TASK ITEM ->
Going line by line through the entries below, count those that contain "time". Give the number by itself.
○ ○ ○
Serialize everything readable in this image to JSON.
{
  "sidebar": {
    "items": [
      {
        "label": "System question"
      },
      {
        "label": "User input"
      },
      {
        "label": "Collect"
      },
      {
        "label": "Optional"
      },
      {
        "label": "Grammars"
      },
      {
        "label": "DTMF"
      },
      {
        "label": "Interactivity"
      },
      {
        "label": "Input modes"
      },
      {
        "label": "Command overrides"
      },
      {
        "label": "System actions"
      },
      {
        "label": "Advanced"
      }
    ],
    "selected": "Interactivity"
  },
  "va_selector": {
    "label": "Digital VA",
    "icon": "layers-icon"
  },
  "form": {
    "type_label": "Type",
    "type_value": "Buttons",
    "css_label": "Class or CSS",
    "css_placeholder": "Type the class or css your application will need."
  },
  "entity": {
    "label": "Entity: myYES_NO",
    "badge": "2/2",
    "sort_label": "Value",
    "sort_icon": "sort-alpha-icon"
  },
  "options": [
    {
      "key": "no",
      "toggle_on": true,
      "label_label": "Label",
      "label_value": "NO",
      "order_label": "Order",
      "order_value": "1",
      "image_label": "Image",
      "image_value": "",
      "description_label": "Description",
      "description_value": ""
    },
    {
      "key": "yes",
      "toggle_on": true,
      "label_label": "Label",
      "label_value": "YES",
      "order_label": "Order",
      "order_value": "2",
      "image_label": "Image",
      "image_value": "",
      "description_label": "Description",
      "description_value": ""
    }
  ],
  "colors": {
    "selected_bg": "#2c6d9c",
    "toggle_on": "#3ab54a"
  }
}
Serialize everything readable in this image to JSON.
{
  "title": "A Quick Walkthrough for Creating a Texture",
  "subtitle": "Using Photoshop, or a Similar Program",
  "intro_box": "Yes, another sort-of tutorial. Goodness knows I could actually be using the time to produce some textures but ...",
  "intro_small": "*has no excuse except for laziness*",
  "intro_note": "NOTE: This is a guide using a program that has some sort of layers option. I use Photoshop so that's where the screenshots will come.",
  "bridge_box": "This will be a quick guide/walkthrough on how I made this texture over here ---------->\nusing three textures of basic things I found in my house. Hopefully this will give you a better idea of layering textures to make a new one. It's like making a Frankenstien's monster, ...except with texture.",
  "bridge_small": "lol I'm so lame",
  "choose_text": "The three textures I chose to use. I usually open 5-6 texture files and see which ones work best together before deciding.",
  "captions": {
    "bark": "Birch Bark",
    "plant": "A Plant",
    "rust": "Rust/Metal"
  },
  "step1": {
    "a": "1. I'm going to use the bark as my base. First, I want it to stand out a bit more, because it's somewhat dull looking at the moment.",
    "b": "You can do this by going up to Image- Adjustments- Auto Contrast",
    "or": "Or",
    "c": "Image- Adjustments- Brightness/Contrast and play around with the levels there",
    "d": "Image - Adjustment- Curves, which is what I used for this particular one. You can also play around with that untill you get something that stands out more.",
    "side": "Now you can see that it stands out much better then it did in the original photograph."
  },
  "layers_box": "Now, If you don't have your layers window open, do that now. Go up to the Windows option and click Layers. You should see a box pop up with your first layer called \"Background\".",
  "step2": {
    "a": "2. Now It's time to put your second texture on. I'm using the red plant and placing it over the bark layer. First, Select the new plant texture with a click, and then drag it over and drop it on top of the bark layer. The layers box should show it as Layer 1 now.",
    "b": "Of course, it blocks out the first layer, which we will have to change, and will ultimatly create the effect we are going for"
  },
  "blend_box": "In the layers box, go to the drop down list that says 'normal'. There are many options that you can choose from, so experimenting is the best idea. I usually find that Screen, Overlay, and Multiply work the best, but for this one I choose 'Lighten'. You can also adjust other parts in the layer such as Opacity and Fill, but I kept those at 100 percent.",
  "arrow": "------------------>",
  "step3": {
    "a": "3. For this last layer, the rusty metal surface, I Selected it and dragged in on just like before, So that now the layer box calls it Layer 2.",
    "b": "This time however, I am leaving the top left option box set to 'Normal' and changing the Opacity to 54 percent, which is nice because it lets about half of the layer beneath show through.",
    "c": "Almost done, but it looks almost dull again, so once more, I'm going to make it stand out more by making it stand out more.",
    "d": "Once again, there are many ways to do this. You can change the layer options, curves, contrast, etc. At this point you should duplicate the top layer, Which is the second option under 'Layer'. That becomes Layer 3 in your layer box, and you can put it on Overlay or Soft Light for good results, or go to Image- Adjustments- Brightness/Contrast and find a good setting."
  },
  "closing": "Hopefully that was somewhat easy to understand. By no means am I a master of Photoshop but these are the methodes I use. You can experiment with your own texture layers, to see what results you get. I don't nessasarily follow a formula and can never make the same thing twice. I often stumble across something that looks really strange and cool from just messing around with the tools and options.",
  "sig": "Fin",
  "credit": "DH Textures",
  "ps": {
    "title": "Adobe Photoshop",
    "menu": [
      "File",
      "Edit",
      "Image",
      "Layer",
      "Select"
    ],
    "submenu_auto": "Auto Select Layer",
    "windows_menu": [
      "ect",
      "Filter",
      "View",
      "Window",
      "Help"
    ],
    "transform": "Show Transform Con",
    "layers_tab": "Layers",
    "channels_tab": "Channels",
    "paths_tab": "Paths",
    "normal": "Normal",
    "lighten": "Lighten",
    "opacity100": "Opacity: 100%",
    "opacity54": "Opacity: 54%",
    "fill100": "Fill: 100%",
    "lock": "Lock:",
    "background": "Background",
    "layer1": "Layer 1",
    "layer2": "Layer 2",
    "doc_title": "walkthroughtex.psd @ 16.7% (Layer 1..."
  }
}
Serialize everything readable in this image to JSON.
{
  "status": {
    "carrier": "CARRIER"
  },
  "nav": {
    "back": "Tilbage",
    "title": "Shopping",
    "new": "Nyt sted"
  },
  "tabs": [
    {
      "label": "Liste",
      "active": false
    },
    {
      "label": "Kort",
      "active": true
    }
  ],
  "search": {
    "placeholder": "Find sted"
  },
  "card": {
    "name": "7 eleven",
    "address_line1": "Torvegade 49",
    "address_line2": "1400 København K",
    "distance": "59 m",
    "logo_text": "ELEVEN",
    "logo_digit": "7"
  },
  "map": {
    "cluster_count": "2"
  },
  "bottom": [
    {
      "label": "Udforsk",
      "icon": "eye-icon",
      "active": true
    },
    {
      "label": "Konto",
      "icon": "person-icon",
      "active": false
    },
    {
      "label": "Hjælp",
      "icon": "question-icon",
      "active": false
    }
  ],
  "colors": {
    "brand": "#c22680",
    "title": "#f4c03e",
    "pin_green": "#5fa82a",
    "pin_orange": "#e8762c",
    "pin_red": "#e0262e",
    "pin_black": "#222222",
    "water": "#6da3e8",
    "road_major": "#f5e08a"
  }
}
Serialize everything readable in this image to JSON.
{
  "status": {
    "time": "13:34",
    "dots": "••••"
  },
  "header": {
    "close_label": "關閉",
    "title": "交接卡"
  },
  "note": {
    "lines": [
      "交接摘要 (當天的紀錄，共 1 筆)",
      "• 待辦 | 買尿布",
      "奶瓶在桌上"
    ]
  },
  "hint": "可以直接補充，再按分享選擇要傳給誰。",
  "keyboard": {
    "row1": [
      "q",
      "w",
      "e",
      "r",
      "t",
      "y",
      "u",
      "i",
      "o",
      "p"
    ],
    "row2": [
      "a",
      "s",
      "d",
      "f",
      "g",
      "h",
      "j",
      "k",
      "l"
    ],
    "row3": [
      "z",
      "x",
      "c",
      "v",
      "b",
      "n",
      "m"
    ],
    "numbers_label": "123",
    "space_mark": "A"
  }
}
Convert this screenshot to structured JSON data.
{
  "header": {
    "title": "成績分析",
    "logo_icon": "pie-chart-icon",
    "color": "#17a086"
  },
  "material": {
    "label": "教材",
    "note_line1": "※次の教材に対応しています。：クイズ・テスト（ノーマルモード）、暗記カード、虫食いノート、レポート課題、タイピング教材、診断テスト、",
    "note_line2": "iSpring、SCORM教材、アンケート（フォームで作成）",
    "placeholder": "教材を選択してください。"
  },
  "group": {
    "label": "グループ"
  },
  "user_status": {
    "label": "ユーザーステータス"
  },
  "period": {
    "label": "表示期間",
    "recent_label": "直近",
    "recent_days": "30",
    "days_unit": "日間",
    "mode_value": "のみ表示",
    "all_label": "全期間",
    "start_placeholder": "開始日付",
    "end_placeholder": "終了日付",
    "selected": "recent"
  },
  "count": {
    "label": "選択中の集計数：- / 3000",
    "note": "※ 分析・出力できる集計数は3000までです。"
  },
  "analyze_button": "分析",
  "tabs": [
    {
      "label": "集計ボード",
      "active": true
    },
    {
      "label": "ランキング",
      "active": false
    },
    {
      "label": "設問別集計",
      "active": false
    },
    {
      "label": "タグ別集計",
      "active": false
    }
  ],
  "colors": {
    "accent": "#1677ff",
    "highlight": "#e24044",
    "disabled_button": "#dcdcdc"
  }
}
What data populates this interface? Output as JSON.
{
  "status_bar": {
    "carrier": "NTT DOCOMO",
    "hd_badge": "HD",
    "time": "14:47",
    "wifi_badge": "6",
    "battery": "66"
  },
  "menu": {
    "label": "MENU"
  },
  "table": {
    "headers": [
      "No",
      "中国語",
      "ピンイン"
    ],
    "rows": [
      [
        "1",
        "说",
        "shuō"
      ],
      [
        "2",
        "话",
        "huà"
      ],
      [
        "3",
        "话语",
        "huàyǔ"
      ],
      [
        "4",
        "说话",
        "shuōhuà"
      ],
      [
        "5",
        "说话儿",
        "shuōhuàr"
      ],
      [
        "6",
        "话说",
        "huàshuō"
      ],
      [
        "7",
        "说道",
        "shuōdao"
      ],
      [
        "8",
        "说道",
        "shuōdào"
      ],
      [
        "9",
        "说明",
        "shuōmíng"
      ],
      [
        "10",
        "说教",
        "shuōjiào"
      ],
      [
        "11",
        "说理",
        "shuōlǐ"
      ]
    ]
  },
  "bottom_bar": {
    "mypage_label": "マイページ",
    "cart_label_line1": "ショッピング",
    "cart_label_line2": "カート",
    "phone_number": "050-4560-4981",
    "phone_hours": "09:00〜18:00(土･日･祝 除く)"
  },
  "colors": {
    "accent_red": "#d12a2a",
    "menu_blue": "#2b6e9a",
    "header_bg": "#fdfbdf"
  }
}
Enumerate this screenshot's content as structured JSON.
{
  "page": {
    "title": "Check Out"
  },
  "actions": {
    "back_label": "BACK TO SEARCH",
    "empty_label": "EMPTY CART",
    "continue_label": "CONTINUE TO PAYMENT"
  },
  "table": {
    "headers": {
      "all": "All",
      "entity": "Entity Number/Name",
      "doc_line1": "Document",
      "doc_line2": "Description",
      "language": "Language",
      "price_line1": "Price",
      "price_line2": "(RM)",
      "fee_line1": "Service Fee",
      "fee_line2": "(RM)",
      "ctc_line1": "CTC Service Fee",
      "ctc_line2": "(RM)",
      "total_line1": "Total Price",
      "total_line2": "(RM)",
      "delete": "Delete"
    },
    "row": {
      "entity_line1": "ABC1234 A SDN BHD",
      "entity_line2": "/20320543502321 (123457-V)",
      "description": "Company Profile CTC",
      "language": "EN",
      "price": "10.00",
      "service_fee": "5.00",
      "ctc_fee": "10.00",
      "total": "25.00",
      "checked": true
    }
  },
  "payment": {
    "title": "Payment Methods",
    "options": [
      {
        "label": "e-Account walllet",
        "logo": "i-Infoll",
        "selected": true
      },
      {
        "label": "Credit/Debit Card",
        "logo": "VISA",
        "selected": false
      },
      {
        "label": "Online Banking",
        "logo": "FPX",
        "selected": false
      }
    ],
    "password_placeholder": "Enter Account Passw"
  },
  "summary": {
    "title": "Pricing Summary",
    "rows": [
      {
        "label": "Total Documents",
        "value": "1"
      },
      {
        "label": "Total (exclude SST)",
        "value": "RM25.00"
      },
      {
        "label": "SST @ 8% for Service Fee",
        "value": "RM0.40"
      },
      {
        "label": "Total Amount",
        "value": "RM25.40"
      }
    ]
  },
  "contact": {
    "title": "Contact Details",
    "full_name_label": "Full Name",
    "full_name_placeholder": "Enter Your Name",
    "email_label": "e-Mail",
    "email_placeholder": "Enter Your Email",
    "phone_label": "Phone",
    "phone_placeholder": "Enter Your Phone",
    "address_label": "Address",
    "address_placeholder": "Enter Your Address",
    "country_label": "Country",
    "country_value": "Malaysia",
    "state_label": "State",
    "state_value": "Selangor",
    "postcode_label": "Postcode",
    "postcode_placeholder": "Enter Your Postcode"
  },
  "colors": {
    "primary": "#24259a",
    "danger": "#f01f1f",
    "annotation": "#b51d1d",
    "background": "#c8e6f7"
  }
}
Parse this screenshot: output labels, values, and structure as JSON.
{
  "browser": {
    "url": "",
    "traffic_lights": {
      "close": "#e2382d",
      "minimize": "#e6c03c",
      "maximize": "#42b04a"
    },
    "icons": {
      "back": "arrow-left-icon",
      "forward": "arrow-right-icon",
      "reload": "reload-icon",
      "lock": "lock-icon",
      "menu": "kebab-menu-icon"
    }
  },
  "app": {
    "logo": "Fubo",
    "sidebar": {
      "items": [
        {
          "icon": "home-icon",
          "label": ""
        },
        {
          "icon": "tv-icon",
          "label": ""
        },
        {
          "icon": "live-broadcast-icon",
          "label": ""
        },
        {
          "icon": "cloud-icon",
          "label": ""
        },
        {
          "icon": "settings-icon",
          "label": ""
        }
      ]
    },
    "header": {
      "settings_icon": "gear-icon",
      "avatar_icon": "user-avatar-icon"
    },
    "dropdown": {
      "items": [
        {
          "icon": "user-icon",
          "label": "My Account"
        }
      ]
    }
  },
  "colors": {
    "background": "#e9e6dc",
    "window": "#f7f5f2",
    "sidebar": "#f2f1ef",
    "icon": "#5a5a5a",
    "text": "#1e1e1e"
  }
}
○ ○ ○
TASK OUTPUT ->
5